- _TO DO_
Find every line in the data that contains the word "التنفيذ". Return each of those lines.

[Data items]
--------------------
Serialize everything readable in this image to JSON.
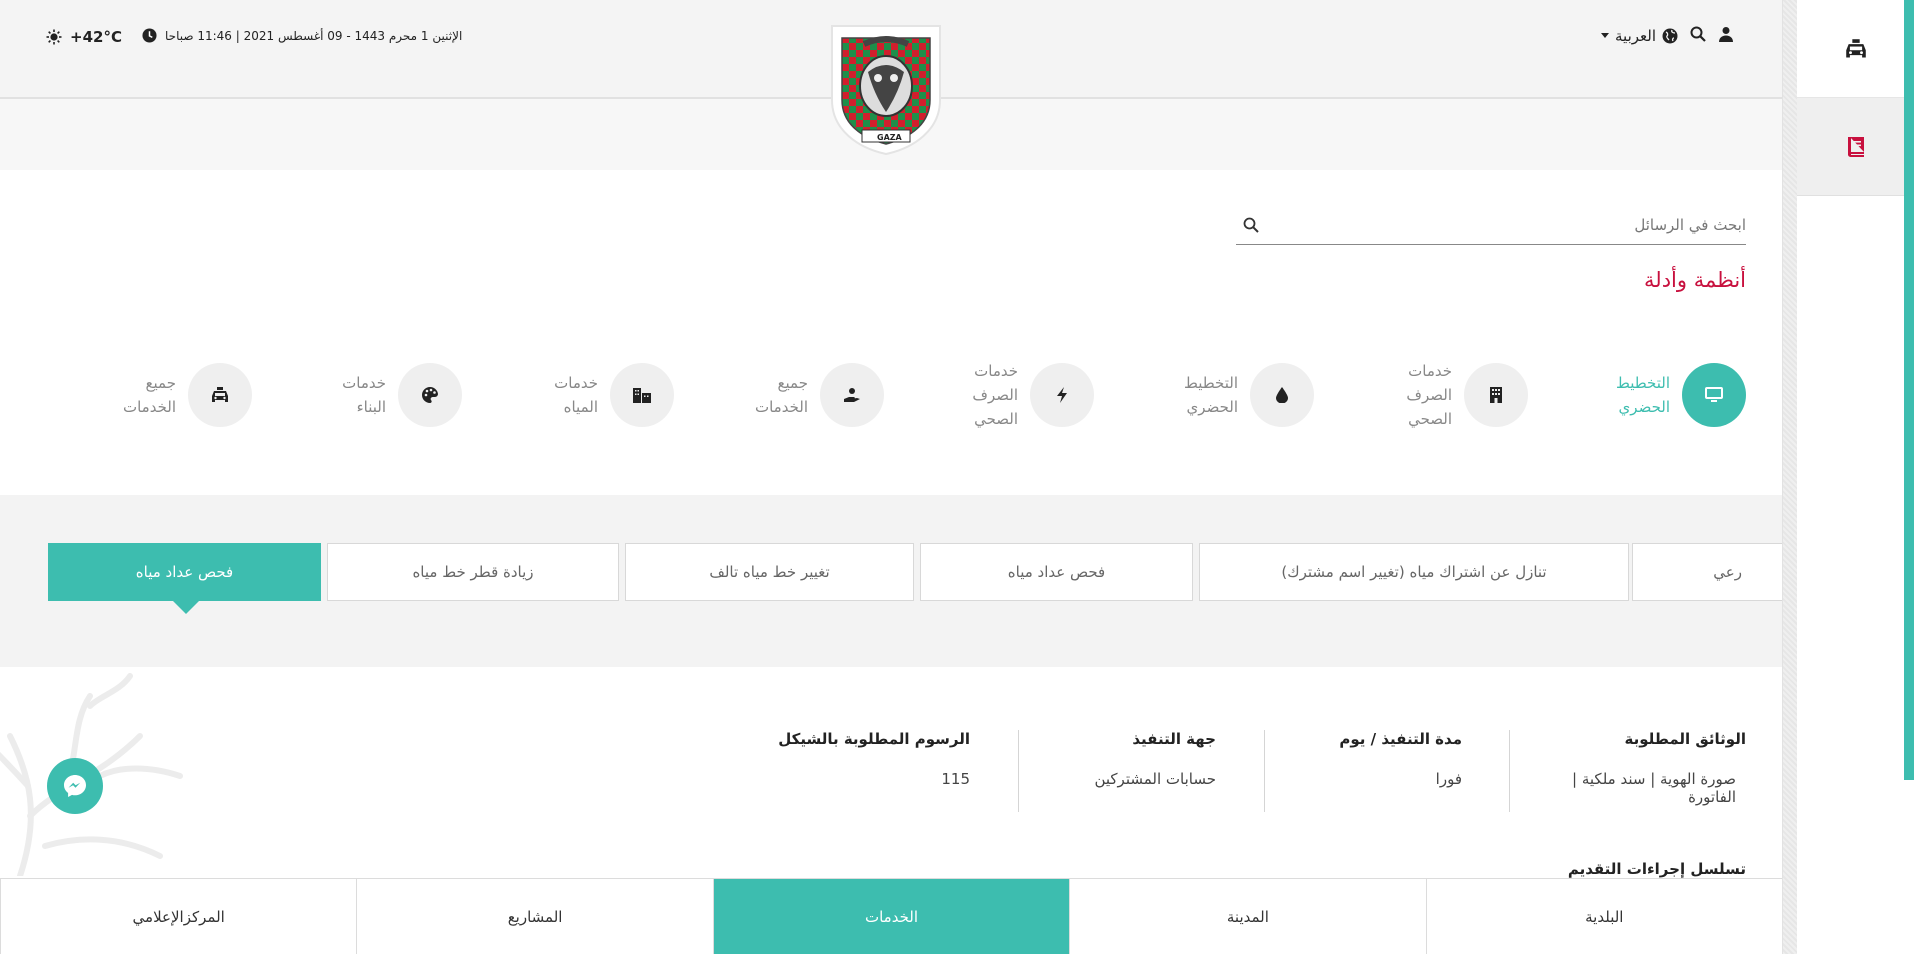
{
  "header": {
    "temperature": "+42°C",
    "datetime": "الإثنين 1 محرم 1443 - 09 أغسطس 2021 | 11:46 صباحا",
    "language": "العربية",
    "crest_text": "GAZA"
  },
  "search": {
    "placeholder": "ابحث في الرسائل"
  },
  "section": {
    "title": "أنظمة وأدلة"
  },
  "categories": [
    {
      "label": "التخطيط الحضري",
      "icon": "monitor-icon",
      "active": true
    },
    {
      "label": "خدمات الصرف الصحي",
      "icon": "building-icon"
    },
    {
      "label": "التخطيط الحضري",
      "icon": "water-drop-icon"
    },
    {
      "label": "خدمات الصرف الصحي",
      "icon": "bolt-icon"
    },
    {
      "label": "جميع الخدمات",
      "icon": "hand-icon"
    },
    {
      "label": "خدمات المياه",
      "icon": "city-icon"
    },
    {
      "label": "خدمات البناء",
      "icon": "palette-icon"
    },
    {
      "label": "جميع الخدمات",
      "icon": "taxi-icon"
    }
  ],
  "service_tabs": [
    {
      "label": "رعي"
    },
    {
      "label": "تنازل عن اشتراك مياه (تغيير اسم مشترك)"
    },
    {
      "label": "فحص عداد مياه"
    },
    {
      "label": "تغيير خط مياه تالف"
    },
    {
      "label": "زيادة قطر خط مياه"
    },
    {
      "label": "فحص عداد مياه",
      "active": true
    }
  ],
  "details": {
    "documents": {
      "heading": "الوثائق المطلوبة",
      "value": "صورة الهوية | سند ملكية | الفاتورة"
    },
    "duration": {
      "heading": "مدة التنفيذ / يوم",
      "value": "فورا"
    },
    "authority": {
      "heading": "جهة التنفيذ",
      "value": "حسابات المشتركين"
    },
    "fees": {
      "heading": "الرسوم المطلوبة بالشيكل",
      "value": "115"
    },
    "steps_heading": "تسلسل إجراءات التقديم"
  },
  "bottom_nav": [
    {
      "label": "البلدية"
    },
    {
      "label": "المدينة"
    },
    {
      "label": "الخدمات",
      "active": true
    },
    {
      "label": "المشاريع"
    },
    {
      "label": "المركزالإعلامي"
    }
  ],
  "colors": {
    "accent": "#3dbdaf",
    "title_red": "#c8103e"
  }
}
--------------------
- _WRITTEN RESPONSE_
      "heading": "مدة التنفيذ / يوم",
      "heading": "جهة التنفيذ",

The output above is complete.